8 ways to measure digital advertising success

To launch a digital ad campaign and not track its performance is a little like throwing a pass and not bothering to look downfield to see whether it’s actually been caught (happy football season!)

Depending on the goals of your campaign, there are many different options for tracking advertising success. Below we’ve compiled a list of the most common metrics, the benefits of each, and when it makes the most sense to use them.

1) Impressions

Impressions = the number of times your ad is displayed. Impressions alone do not indicate engagement with the ad, just the number of times it was physically seen on screen. You would use this tracking method for a brand awareness campaign, where the main objective is to get the company name seen. This tactic is perfect for promoting brand new companies, launching in a new territory, a campaign promoting an event, etc.

2) Click through rate (CTR)

This measurement is valuable for tracking engagement.

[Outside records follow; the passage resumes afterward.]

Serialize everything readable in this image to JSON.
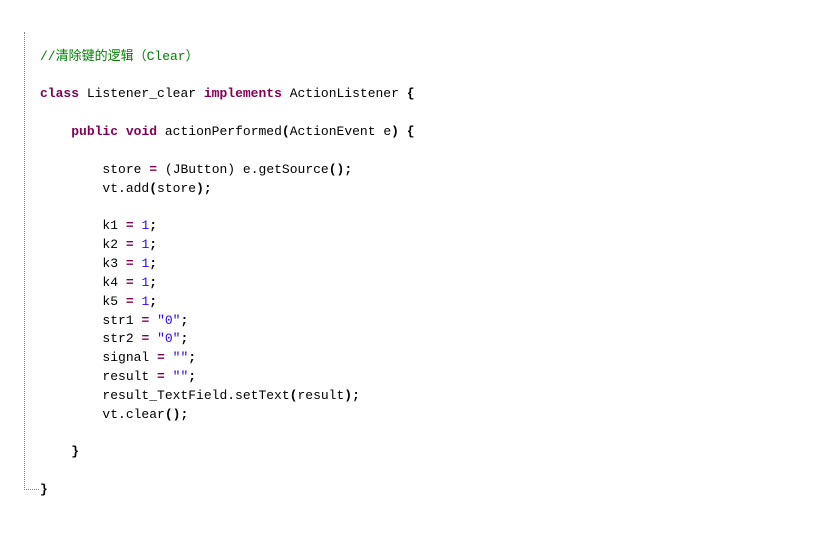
{
  "code": {
    "comment": "//清除键的逻辑（Clear）",
    "classDecl": {
      "kw_class": "class",
      "className": "Listener_clear",
      "kw_implements": "implements",
      "iface": "ActionListener",
      "brace": "{"
    },
    "methodDecl": {
      "kw_public": "public",
      "kw_void": "void",
      "methodName": "actionPerformed",
      "paramType": "ActionEvent",
      "paramName": "e",
      "brace": "{"
    },
    "l_store": {
      "lhs": "store",
      "eq": "=",
      "cast_open": "(",
      "cast_type": "JButton",
      "cast_close": ")",
      "expr": "e.getSource",
      "call": "();"
    },
    "l_vtadd": {
      "obj": "vt.add",
      "open": "(",
      "arg": "store",
      "close": ");"
    },
    "l_k1": {
      "lhs": "k1",
      "eq": "=",
      "val": "1",
      "semi": ";"
    },
    "l_k2": {
      "lhs": "k2",
      "eq": "=",
      "val": "1",
      "semi": ";"
    },
    "l_k3": {
      "lhs": "k3",
      "eq": "=",
      "val": "1",
      "semi": ";"
    },
    "l_k4": {
      "lhs": "k4",
      "eq": "=",
      "val": "1",
      "semi": ";"
    },
    "l_k5": {
      "lhs": "k5",
      "eq": "=",
      "val": "1",
      "semi": ";"
    },
    "l_str1": {
      "lhs": "str1",
      "eq": "=",
      "val": "\"0\"",
      "semi": ";"
    },
    "l_str2": {
      "lhs": "str2",
      "eq": "=",
      "val": "\"0\"",
      "semi": ";"
    },
    "l_signal": {
      "lhs": "signal",
      "eq": "=",
      "val": "\"\"",
      "semi": ";"
    },
    "l_result": {
      "lhs": "result",
      "eq": "=",
      "val": "\"\"",
      "semi": ";"
    },
    "l_settext": {
      "obj": "result_TextField.setText",
      "open": "(",
      "arg": "result",
      "close": ");"
    },
    "l_vtclear": {
      "expr": "vt.clear",
      "call": "();"
    },
    "brace_close_method": "}",
    "brace_close_class": "}"
  }
}
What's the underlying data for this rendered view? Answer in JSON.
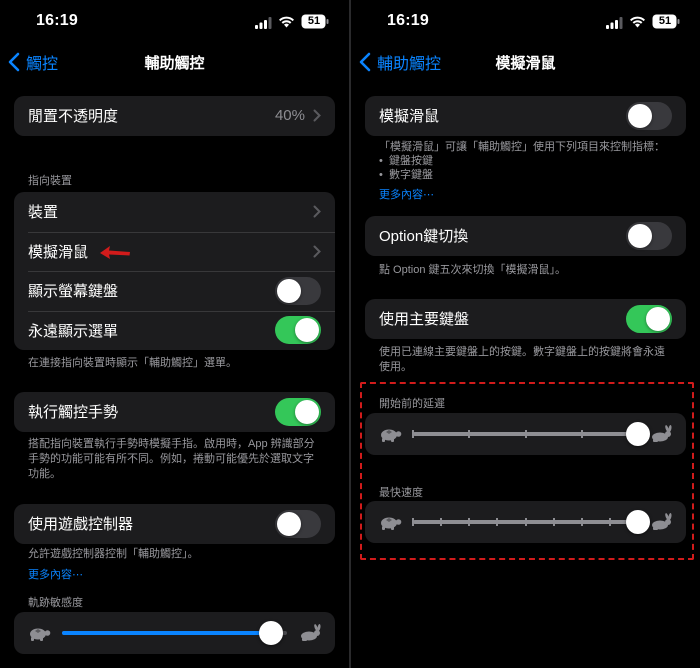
{
  "left": {
    "status": {
      "time": "16:19",
      "battery": "51"
    },
    "nav": {
      "back_label": "觸控",
      "title": "輔助觸控"
    },
    "idle_opacity": {
      "label": "閒置不透明度",
      "value": "40%"
    },
    "pointer_section": {
      "header": "指向裝置"
    },
    "pointer_rows": [
      {
        "label": "裝置"
      },
      {
        "label": "模擬滑鼠"
      },
      {
        "label": "顯示螢幕鍵盤",
        "toggle": false
      },
      {
        "label": "永遠顯示選單",
        "toggle": true
      }
    ],
    "pointer_caption": "在連接指向裝置時顯示「輔助觸控」選單。",
    "gestures": {
      "label": "執行觸控手勢",
      "toggle": true,
      "caption": "搭配指向裝置執行手勢時模擬手指。啟用時，App 辨識部分手勢的功能可能有所不同。例如，捲動可能優先於選取文字功能。"
    },
    "game_controller": {
      "label": "使用遊戲控制器",
      "toggle": false,
      "caption": "允許遊戲控制器控制「輔助觸控」。",
      "more": "更多內容⋯"
    },
    "tracking": {
      "header": "軌跡敏感度",
      "value": 0.93
    }
  },
  "right": {
    "status": {
      "time": "16:19",
      "battery": "51"
    },
    "nav": {
      "back_label": "輔助觸控",
      "title": "模擬滑鼠"
    },
    "mouse_keys": {
      "label": "模擬滑鼠",
      "toggle": false,
      "caption": "「模擬滑鼠」可讓「輔助觸控」使用下列項目來控制指標：",
      "bullets": [
        "鍵盤按鍵",
        "數字鍵盤"
      ],
      "more": "更多內容⋯"
    },
    "option_toggle": {
      "label": "Option鍵切換",
      "toggle": false,
      "caption": "點 Option 鍵五次來切換「模擬滑鼠」。"
    },
    "main_keyboard": {
      "label": "使用主要鍵盤",
      "toggle": true,
      "caption": "使用已連線主要鍵盤上的按鍵。數字鍵盤上的按鍵將會永遠使用。"
    },
    "initial_delay": {
      "header": "開始前的延遲",
      "value": 1.0,
      "steps": 5
    },
    "max_speed": {
      "header": "最快速度",
      "value": 1.0,
      "steps": 9
    }
  },
  "colors": {
    "accent": "#0a84ff",
    "toggle_on": "#34c759",
    "annotation": "#d11b1b"
  },
  "icons": [
    "signal-icon",
    "wifi-icon",
    "battery-icon",
    "back-chevron-icon",
    "chevron-right-icon",
    "turtle-icon",
    "rabbit-icon",
    "red-arrow-icon"
  ]
}
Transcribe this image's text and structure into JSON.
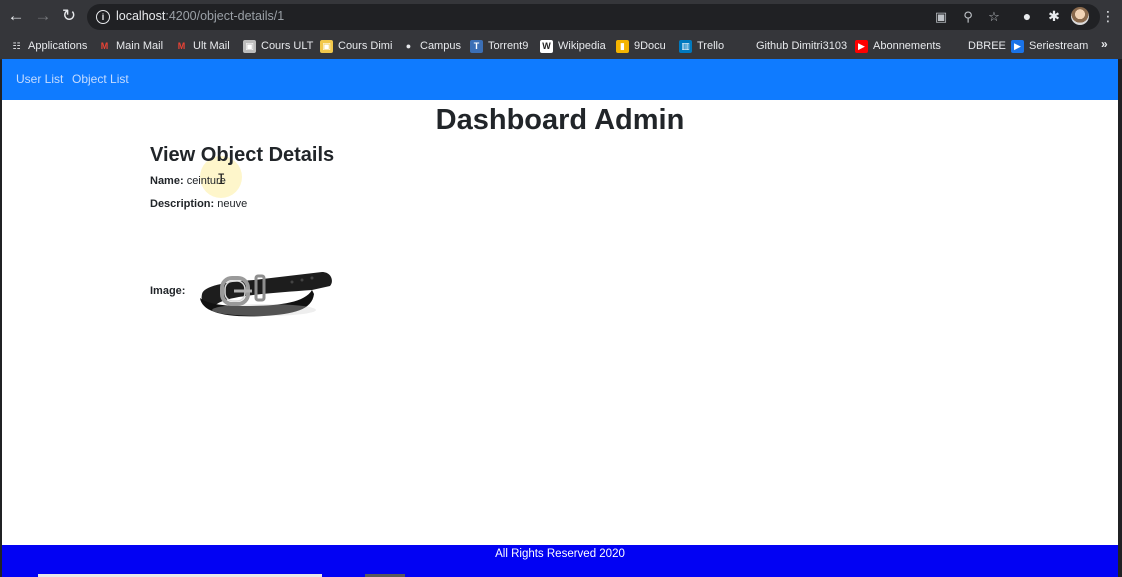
{
  "browser": {
    "url_host": "localhost",
    "url_rest": ":4200/object-details/1",
    "bookmarks": [
      {
        "label": "Applications",
        "icon": "apps-grid-icon",
        "color": "#e8eaed"
      },
      {
        "label": "Main Mail",
        "icon": "gmail-icon",
        "color": "#ea4335"
      },
      {
        "label": "Ult Mail",
        "icon": "gmail-icon",
        "color": "#ea4335"
      },
      {
        "label": "Cours ULT",
        "icon": "classroom-icon",
        "color": "#bdbdbd"
      },
      {
        "label": "Cours Dimi",
        "icon": "classroom-icon",
        "color": "#f2c84b"
      },
      {
        "label": "Campus",
        "icon": "globe-icon",
        "color": "#e8eaed"
      },
      {
        "label": "Torrent9",
        "icon": "torrent9-icon",
        "color": "#3b6fb6"
      },
      {
        "label": "Wikipedia",
        "icon": "wikipedia-icon",
        "color": "#ffffff"
      },
      {
        "label": "9Docu",
        "icon": "9docu-icon",
        "color": "#f4b400"
      },
      {
        "label": "Trello",
        "icon": "trello-icon",
        "color": "#0079bf"
      },
      {
        "label": "Github Dimitri3103",
        "icon": "github-icon",
        "color": "#35363a"
      },
      {
        "label": "Abonnements",
        "icon": "youtube-icon",
        "color": "#ff0000"
      },
      {
        "label": "DBREE",
        "icon": "dbree-icon",
        "color": "#35363a"
      },
      {
        "label": "Seriestream",
        "icon": "play-icon",
        "color": "#1a73e8"
      }
    ],
    "more_label": "»"
  },
  "page": {
    "nav": {
      "user_list": "User List",
      "object_list": "Object List"
    },
    "title": "Dashboard Admin",
    "section_title": "View Object Details",
    "name_label": "Name:",
    "name_value": "ceinture",
    "description_label": "Description:",
    "description_value": "neuve",
    "image_label": "Image:",
    "footer": "All Rights Reserved 2020"
  },
  "colors": {
    "navbar": "#0f7bff",
    "footer": "#0202f3"
  }
}
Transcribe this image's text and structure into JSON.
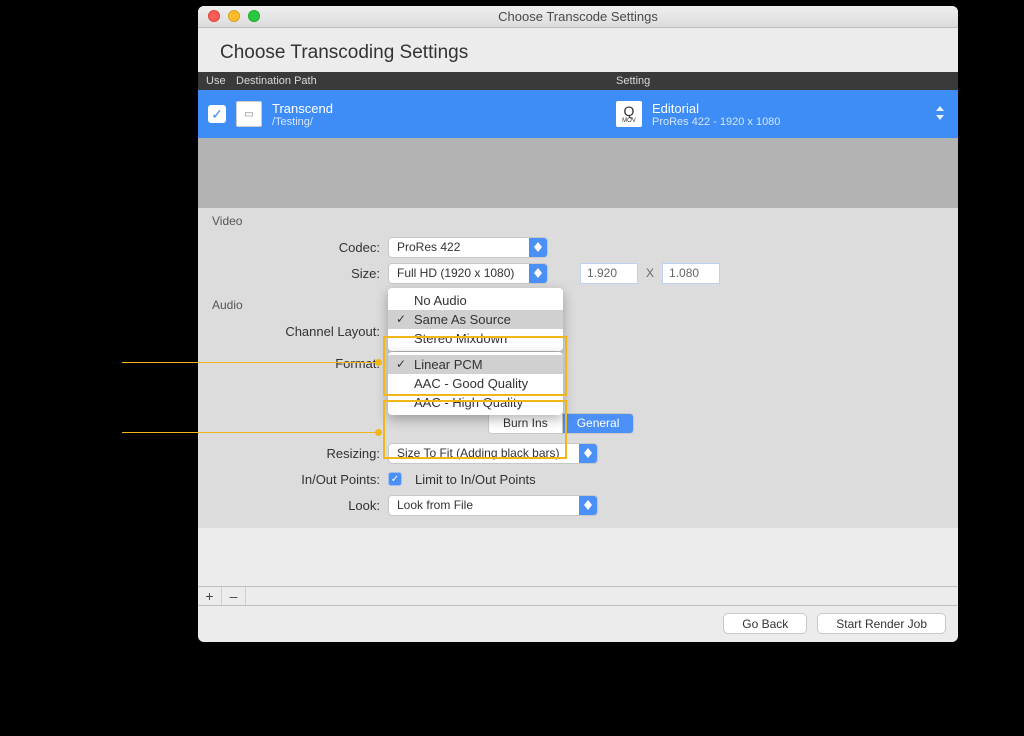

It is calculated by the number of clicks generated per impression of a banner ad, expressed as a percentage.

CTR = (click/impressions)*100%.

The metric is helpful for gaging level of interest in the ad’s creative and/or call-to-action.

3) Conversion rate

A conversion rate is the percentage of visits that resulted in the desired conversion action.

Conversion rate = Total conversions/visits*100.

Conversion rate tracking typically requires a tracking code to be implemented on the back end of an ad’s landing page. This can usually be done in your content management system(CMS) or in Google Analytics. This measurement requires tracking beyond clicks and usually involves a landing page form fill.

Conversion rate is one of the most important metrics for measuring the profitability of your marketing efforts.

4) CPA (cost per acquisition)

A CPA, or cost per acquisition, tracks how much the advertiser pays for a specific acquisition—for example, a sale, form submission or simply a click. Typically, the CPA “action” being delivered is an actual purchase. This tracking method is common on e-commerce and B2C sites but is less utilized by B2B companies where acquisition costs are much higher and establishing a project is much more involved; i.e. – more steps in the sales cycle.

5) CPM (cost per thousand impressions)

This tool doesn’t directly measure advertising success, but it is an important metric for evaluating and comparing costs. CPM indicates total cost per reach, or cost per thousand. Many online ads are priced on a CPM basis.

CPM = cost/impressions *1000

Despite various types of pricing for digital campaigns (by month, year, quarter, impression), calculating CPM helps media planners compare apples to apples.

6) Visitors

Driving traffic to a landing page or homepage is important for engaging existing and potential customers—but you can also measure total visits to any location on your site, like a specific landing page for a CPC campaign.

Measuring your total number of visits will give you a big picture idea of how well your campaign is driving traffic and can be tracked in Google Analytics. For even more specificity, track “new visitors” to see what percentage of your audience is being introduced to your site/company directly from your advertising campaign.

7) Bounce rate

The bounce rate demonstrates what percentage of visitors leave your website immediately, before taking the time to further explore various pages on your website.

For example, if a potential visitor finds your homepage after clicking on an ad, but upon landing on the page does not click on any additional links or related content, they will be considered a “bounce.”

The lower the bounce rate the better, as the more time someone spends on your site the more likely your ad was relevant, and the more likely they are to convert or request additional information.

8) Return on investment (ROI)

ROI is one of the most important measurements for advertisers because it demonstrates the quantifiable effect that advertising has on business. One way to define ROI in digital marketing is:

(Revenue - Cost of goods sold) / Cost of goods sold

For example, imagine you have a product that costs $50 to produce, and sells for $100. You sell four of these products as a result of digital advertising, so your cost is $200 and your sales is $400. Let's say your CPC total cost is $75, for a total cost of $275. Your ROI is calculated:

($400 - $275) / $275

= $125 / $275

= 45%

In this example, you’re earning 45% ROI .

Source: Google AdWords

Of course, tracking advertising ROI is easier said than done. It takes a lot of setup and planning at the onset of the campaign.

 

NOTE: One metric is generally not enough to measure success. Not sure where to start? We can help!